by Sergio Brinkhuis
reviewed on NDS
Besides a small number of weapon and armor upgrades, the game offers a wide range of potions that would make the average American Baseball player go green with envy. Your strength, accuracy, speed and defensive abilities can all be enhanced but the real fun starts with the more exotic potions. My favorite potions include the Troll’s Blood potion that regenerates your health points and the Parasitic Brew that does much the same but is based on damage you do to your foes.
Each type of foe has its own strengths and weaknesses and switching between weapons to deal with the different foes will quickly become second nature. It is not uncommon to enter an area and barely escape alive because you lack the weapon to deal with the type of foe that dwells there. Potions are fairly plentiful but weapons, armor and ammunition are scarce. New items can only be purchased in one place and while the game offers shortcuts to this place on every level, you can’t always get there without having to slay hordes of foes that will tax your supplies to their limits.
The tactical aspect of playing old school RPGs such as this is overlooked by many. Yet the combination of turn-based gameplay, the many ways to defeat the different types of foes and the use of various potions, do benefit from playing with a tactical mindset. At times the number of foes you are facing seems overwhelmingly high but positioning yourself well and drinking the right mix of potions can turn the tables in your favor. Orcs & Elves offers many such challenges and, especially on the harder difficulty levels, occasionally throws you into situations you will only survive by carefully considering each of your actions.
Unfortunately those situations are the only challenges that the game offers. Originally the game was meant to be played on mobile phones. The developers have done a wonderful job porting the game to the DS but a lack of depth and difficulty, common to games for mobile phones, is felt throughout the game. It is a little short too. The story is razor blade thin but that was to be expected as idSoft has never been able to tell a good story. You can rush through the game on a single battery charge but a thorough job that includes unlocking the secret areas and killing all the enemies on a level, will take you a couple of hours more.
That is not to say that Orcs & Elves isn’t worth purchasing. Its gameplay may be simple but it is distracting enough to keep you glued to your DS. The interface feels natural and you will soon find yourself juggling between the stylus and the buttons. Not because the interface is too difficult, but because it makes sense that way.

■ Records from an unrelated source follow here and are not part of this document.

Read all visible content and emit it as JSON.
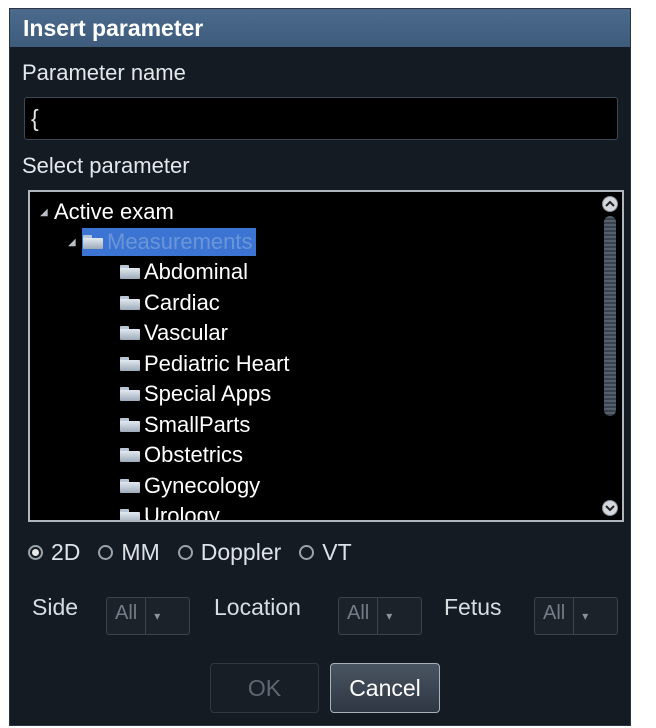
{
  "dialog": {
    "title": "Insert parameter",
    "parameter_name_label": "Parameter name",
    "parameter_name_value": "{",
    "select_parameter_label": "Select parameter"
  },
  "tree": {
    "root": "Active exam",
    "selected": "Measurements",
    "children": [
      "Abdominal",
      "Cardiac",
      "Vascular",
      "Pediatric Heart",
      "Special Apps",
      "SmallParts",
      "Obstetrics",
      "Gynecology",
      "Urology"
    ]
  },
  "modes": {
    "selected": "2D",
    "options": [
      "2D",
      "MM",
      "Doppler",
      "VT"
    ]
  },
  "filters": {
    "side_label": "Side",
    "side_value": "All",
    "location_label": "Location",
    "location_value": "All",
    "fetus_label": "Fetus",
    "fetus_value": "All"
  },
  "buttons": {
    "ok": "OK",
    "cancel": "Cancel"
  },
  "icons": [
    "triangle-collapse-icon",
    "folder-icon",
    "scroll-up-icon",
    "scroll-down-icon",
    "chevron-down-icon"
  ]
}
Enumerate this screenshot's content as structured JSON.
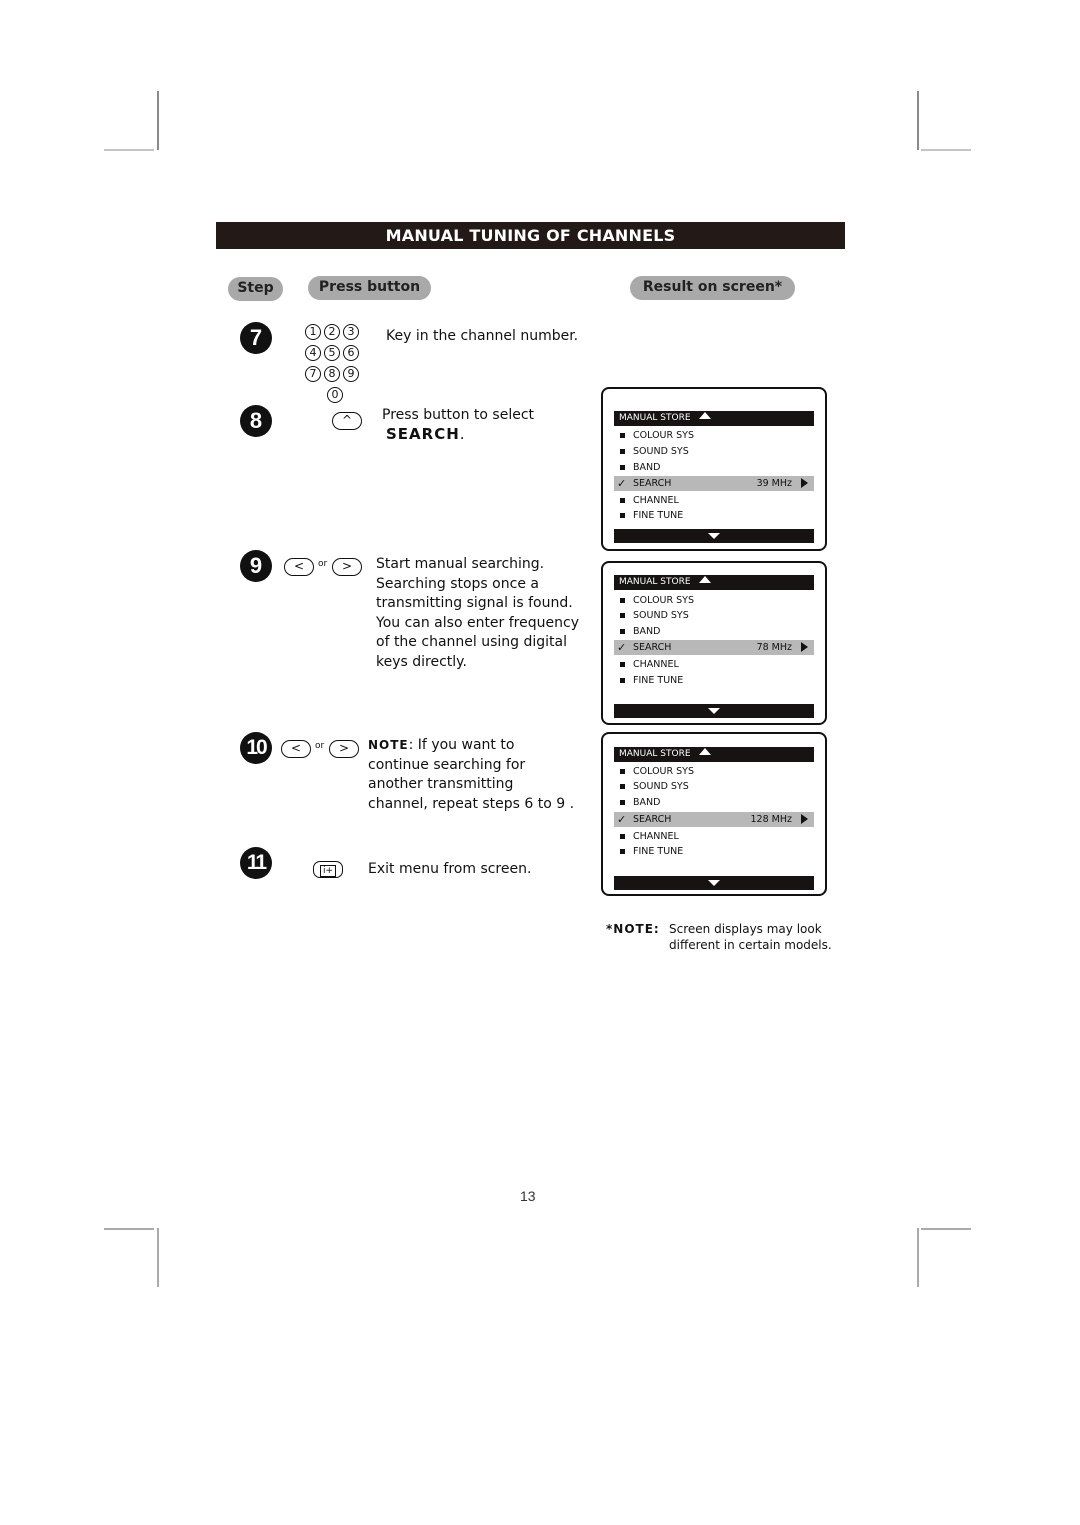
{
  "page": {
    "title": "MANUAL TUNING OF CHANNELS",
    "page_number": "13"
  },
  "columns": {
    "step": "Step",
    "press_button": "Press button",
    "result_on_screen": "Result on screen*"
  },
  "steps": [
    {
      "number": "7",
      "button": "numeric-keypad",
      "keys": [
        "1",
        "2",
        "3",
        "4",
        "5",
        "6",
        "7",
        "8",
        "9",
        "0"
      ],
      "text_lines": [
        "Key in the channel number."
      ]
    },
    {
      "number": "8",
      "button": "up-button",
      "button_glyph": "^",
      "text_lines": [
        "Press button to select"
      ],
      "emphasis": "SEARCH",
      "emphasis_suffix": "."
    },
    {
      "number": "9",
      "button": "left-or-right-button",
      "left_glyph": "<",
      "right_glyph": ">",
      "or_label": "or",
      "text_lines": [
        "Start manual searching.",
        "Searching stops once a",
        "transmitting signal is found.",
        "You can also enter frequency",
        "of the channel using digital",
        "keys directly."
      ]
    },
    {
      "number": "10",
      "button": "left-or-right-button",
      "left_glyph": "<",
      "right_glyph": ">",
      "or_label": "or",
      "note_label": "NOTE",
      "text_lines": [
        ": If you want to",
        "continue searching for",
        "another transmitting",
        "channel, repeat steps 6 to 9 ."
      ]
    },
    {
      "number": "11",
      "button": "info-button",
      "button_glyph": "i+",
      "text_lines": [
        "Exit menu from screen."
      ]
    }
  ],
  "screens": [
    {
      "header": "MANUAL STORE",
      "items": [
        "COLOUR  SYS",
        "SOUND  SYS",
        "BAND",
        "SEARCH",
        "CHANNEL",
        "FINE TUNE"
      ],
      "selected": "SEARCH",
      "frequency": "39 MHz"
    },
    {
      "header": "MANUAL STORE",
      "items": [
        "COLOUR  SYS",
        "SOUND  SYS",
        "BAND",
        "SEARCH",
        "CHANNEL",
        "FINE TUNE"
      ],
      "selected": "SEARCH",
      "frequency": "78 MHz"
    },
    {
      "header": "MANUAL STORE",
      "items": [
        "COLOUR  SYS",
        "SOUND  SYS",
        "BAND",
        "SEARCH",
        "CHANNEL",
        "FINE TUNE"
      ],
      "selected": "SEARCH",
      "frequency": "128 MHz"
    }
  ],
  "footnote": {
    "label": "*NOTE:",
    "lines": [
      "Screen displays may look",
      "different in certain models."
    ]
  }
}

The graphics are more than fair and definitely a step up from its mobile sibling. And even if the background story isn’t particularly deep, the dialogue is funny enough to cause the occasional chuckle. All things considered, Orcs & Elves is an entertaining title that shows that turn-based RPGs could have a very bright future on Nintendo’s popular handheld.
No Pros and Cons at this time